It’s one of the most basic human experiences. The world and I are different things – the world is out there, and I’m looking out at all the action. But this division might not be so strict for everyone. Researchers in China have discovered that people from different cultures show distinctive patterns of neuronal activation when asked to think about themselves. Specifically, Tibetan Buddhists do not exhibit the typical brain activity associated with concepts of a self. This suggests that religious beliefs directly affect not only our neurology, but our fundamental experience of the world.
Self-processing, or self-reflection, a psychological term that refers to how we think about ourselves in relation to our environment, is a mainstay of neurological and psychological research. Part of the role of self-processing in the brain’s toolbox is to help monitor our interactions with the external world and correct minor behavioral flaws before those flaws turn into serious problems. We use self-processing when we wonder whether we’ve made a good impression on new acquaintances, for example – did we smile nicely and make eye contact, or did we mumble and stare at the floor? Self-processing is also often activated after we commit an error or fail at a task, such as when we get a poor grade on a test. Often, this will lead us to reexamine our performance to learn where we went wrong.
Researchers have long known that the culture one is brought up in can affect how one processes the self in the context of the world, and that these differences can be detected in brain imaging tests such as electroencephalograph, or EEG, scans. A person from a culture in which collective action and loyalties are valued over individualist aspirations, for instance, might show different patterns of self-evaluative brain activity than a person raised in the United States. The concept of the “self,” then, arises at least partially in response to cultural factors.While this conclusion has been accepted for some time, what hadn’t been made clear prior to the recent publication of an article in Social Cognitive and Affective Neuroscience was that religious upbringing can also affect our conceptions of the self. To make this claim, neuroscience researchers Yanhong Wu, Cheng Wang, Xi He, Lihua Mao, and Li Zhang of Capital Normal University in Beijing conducted neuroimaging scans of Han Chinese and ethnic Tibetan volunteers. In the Han Chinese participants, the parts of the brain known as the ventral medial prefrontal cortex and the left anterior cingulate cortex were activated during self-processing, showing a strong distinction between self-processing and other-processing patterns. But in the Tibetan volunteers, stimuli intended to elicit self-processing failed to produce any distinctive patterns of brain activity or behavior. In other words, Tibetans’ brains looked the same when they were contemplating themselves as when they were focused on others or the external world.
Wu and the other researchers concluded that the apparent uniformity between Tibetan participants’ self- and other-processing arose from the lack of an emphasis on an individual self in Tibetan Buddhism. Like many forms of Buddhism, Tibetan religion teaches that the self is no more than a product of its ephemeral surroundings – essentially, an illusion.

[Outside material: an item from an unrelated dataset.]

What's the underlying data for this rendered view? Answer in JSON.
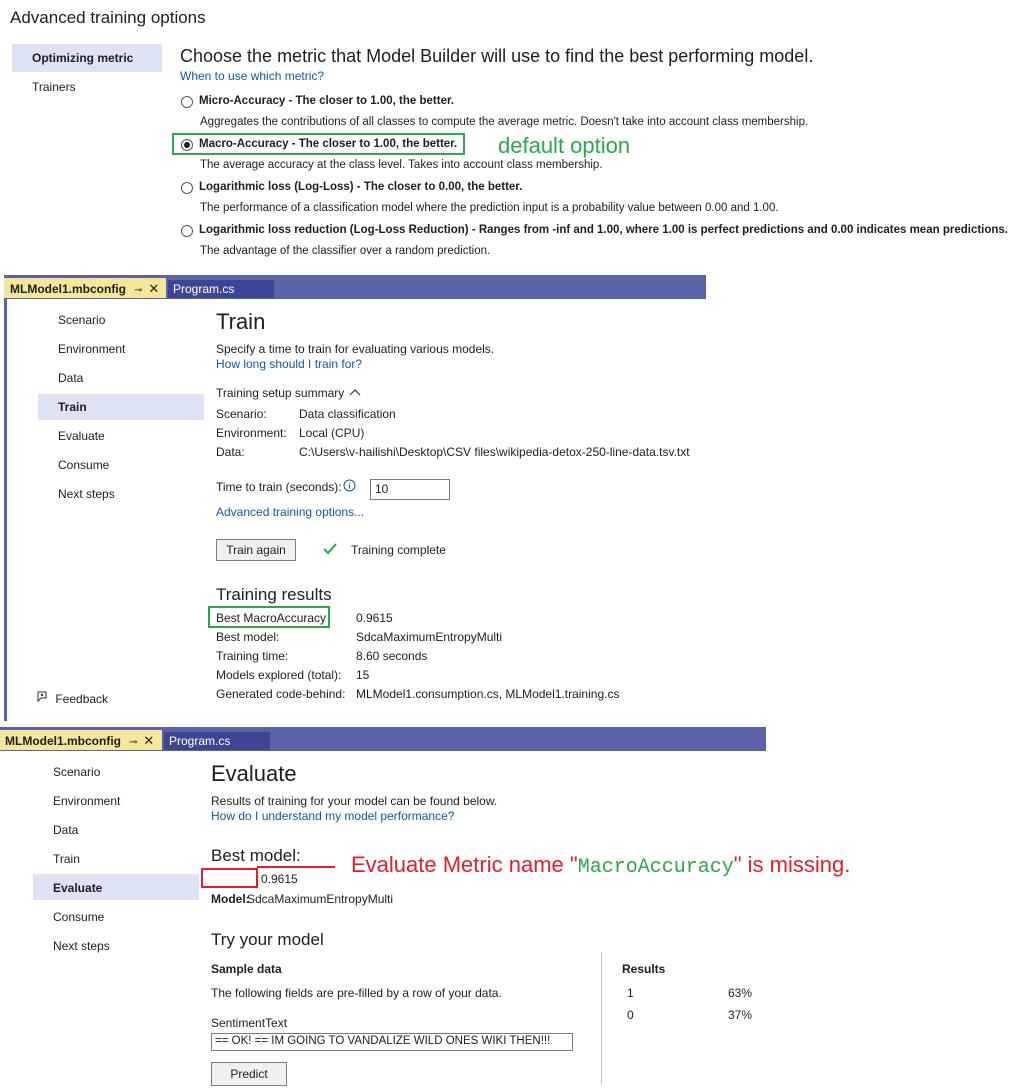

To the Chinese neuroscientists, the results of the imaging scans suggested that this religious teaching was powerful enough to shape Tibetan volunteers’ neurology at a primary level.
Religion is a fundamental component of most people’s lives across the world, and it’s not news to anyone that our religious beliefs affect how we think about ourselves and about the world. But the claim that our doctrines can radically affect us at the neurological level is a different, and compelling, take on the age-old relationship between religion and the mind. If the researchers in China are correct and self-evaluative processing itself, one of the most fundamental human traits, can be altered or even switched off, religion might be an even more powerful force than we suppose.